(Washington) - Yugoslav Foreign Minister Goran Svilanovic assured United States Helsinki Commission Chairman Rep. Christopher H. Smith (R-NJ) today that his government is committed to improving human rights conditions and building democratic institutions in the wake of fallen ruler Slobodan Milosevic and his decade-long reign of terror.
“I am encouraged by Mr. Svilanovic’s assurances and remain hopeful,” Chairman Smith said after his meeting on Friday. Smith raised a number of human rights issues, including the release of Kosovar Albanians incarcerated in Serbian prisons, turning over persons indicted by the International Criminal Tribunal for the Former Yugoslavia in The Hague for war crimes and crimes against humanity, and bringing those responsible for crimes internally, like the assassination of journalist Slavko Curuvija, to justice.
Foreign Minister Svilanovic said his government, under the leadership of newly elected President Vojislav Kostunica, is committed to restoring basic human rights and the rule of law.
The Foreign Minister responded that a long-awaited amnesty law would soon be adopted and bring the issue of imprisoned Kosovar Albanians to an end. He acknowledged that all countries must respect international obligations, including participation with The Hague Tribunal created to prosecute those responsible for crimes associated with the former Yugoslavia's violent demise. He suggested steps which would inevitably lead to proceedings against those indicted.
Smith responded that, in addition to Milosevic, those responsible for what were, undeniably, major crimes in Vukovar, Croatia, in 1991 and Srebrenica, Bosnia, and known to reside in Yugoslavia must be surrendered. He provided the Foreign Minister with copies of the indictments of these individuals.
Mr. Svilanovic said his government is weighing a number of options by either prosecuting indictees on Yugoslav soil or sending them to The Hague.
The Foreign Minister called U.S. assistance this year respectable and very helpful, noting that conditionality on this assistance comes into effect beginning April 1. Mr. Smith noted his long-time efforts in the Congress for increased aid to a democratic Serbia and Montenegro, the two constituent republics of Yugoslavia, arguing that this assistance could serve as a bridge until the country can get back on its feet economically. Presently, the country is facing major problems, including power shortages.
Combating corruption and the links between political elites and organized crime were also discussed.
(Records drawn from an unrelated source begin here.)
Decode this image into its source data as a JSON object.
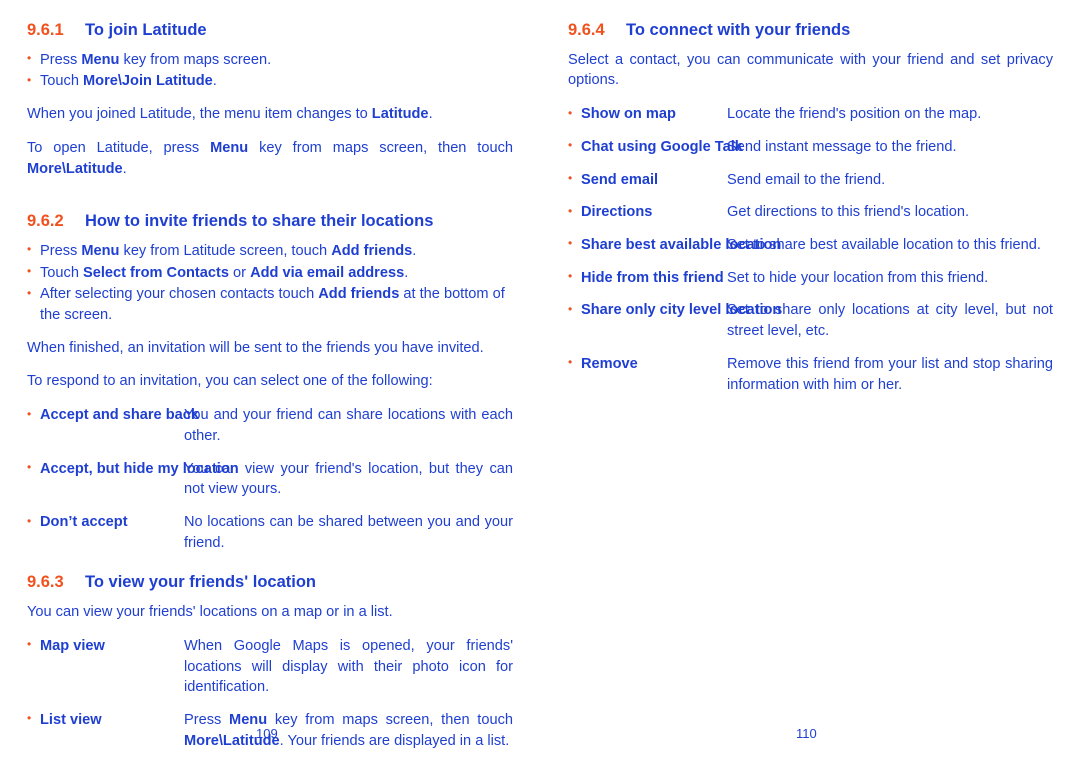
{
  "colors": {
    "heading_number": "#f0521f",
    "bullet": "#f0521f",
    "text": "#1f3fd1",
    "background": "#ffffff"
  },
  "left_page": {
    "folio": "109",
    "sections": [
      {
        "number": "9.6.1",
        "title": "To join Latitude",
        "bullets": [
          {
            "pre": "Press ",
            "bold": "Menu",
            "post": " key from maps screen."
          },
          {
            "pre": "Touch ",
            "bold": "More\\Join Latitude",
            "post": "."
          }
        ],
        "paragraphs": [
          {
            "pre": "When you joined Latitude, the menu item changes to ",
            "bold": "Latitude",
            "post": "."
          },
          {
            "pre": "To open Latitude, press ",
            "bold": "Menu",
            "mid": " key from maps screen, then touch ",
            "bold2": "More\\Latitude",
            "post": "."
          }
        ]
      },
      {
        "number": "9.6.2",
        "title": "How to invite friends to share their locations",
        "bullets": [
          {
            "pre": "Press ",
            "bold": "Menu",
            "mid": " key from Latitude screen, touch ",
            "bold2": "Add friends",
            "post": "."
          },
          {
            "pre": "Touch ",
            "bold": "Select from Contacts",
            "mid": " or ",
            "bold2": "Add via email address",
            "post": "."
          },
          {
            "pre": "After selecting your chosen contacts touch ",
            "bold": "Add friends",
            "post": " at the bottom of the screen."
          }
        ],
        "paragraphs": [
          {
            "pre": "When finished, an invitation will be sent to the friends you have invited."
          },
          {
            "pre": "To respond to an invitation, you can select one of the following:"
          }
        ],
        "definitions": [
          {
            "term": "Accept and share back",
            "desc": "You and your friend can share locations with each other."
          },
          {
            "term": "Accept, but hide my location",
            "desc": "You can view your friend's location, but they can not view yours."
          },
          {
            "term": "Don’t accept",
            "desc": "No locations can be shared between you and your friend."
          }
        ]
      },
      {
        "number": "9.6.3",
        "title": "To view your friends' location",
        "paragraphs": [
          {
            "pre": "You can view your friends' locations on a map or in a list."
          }
        ],
        "definitions": [
          {
            "term": "Map view",
            "desc": "When Google Maps is opened, your friends' locations will display with their photo icon for identification."
          },
          {
            "term": "List view",
            "pre": "Press ",
            "bold": "Menu",
            "mid": " key from maps screen, then touch ",
            "bold2": "More\\Latitude",
            "post": ". Your friends are displayed in a list."
          }
        ]
      }
    ]
  },
  "right_page": {
    "folio": "110",
    "sections": [
      {
        "number": "9.6.4",
        "title": "To connect with your friends",
        "paragraphs": [
          {
            "pre": "Select a contact, you can communicate with your friend and set privacy options."
          }
        ],
        "definitions": [
          {
            "term": "Show on map",
            "desc": "Locate the friend's position on the map."
          },
          {
            "term": "Chat using Google Talk",
            "desc": "Send instant message to the friend."
          },
          {
            "term": "Send email",
            "desc": "Send email to the friend."
          },
          {
            "term": "Directions",
            "desc": "Get directions to this friend's location."
          },
          {
            "term": "Share best available location",
            "desc": "Set to share best available location to this friend."
          },
          {
            "term": "Hide from this friend",
            "desc": "Set to hide your location from this friend."
          },
          {
            "term": "Share only city level location",
            "desc": "Set to share only locations at city level, but not street level, etc."
          },
          {
            "term": "Remove",
            "desc": "Remove this friend from your list and stop sharing information with him or her."
          }
        ]
      }
    ]
  }
}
Svilanovic told Smith that the people want to improve their economic situation but are even more demanding that those who became rich at their expense be put behind bars.
Smith expressed concern about continued regional instability, to which Foreign Minister Svilanovic pledged Yugoslavia's support for Bosnia's territorial integrity and desire to establish relations with Albania. On Montenegro, the Foreign Minister called for a truly democratic and constitutional process for addressing differences, which would likely lead to a more decentralized federation rather than a break-up.
Svilanovic indicated that Kosovar moves towards independence would threaten stability.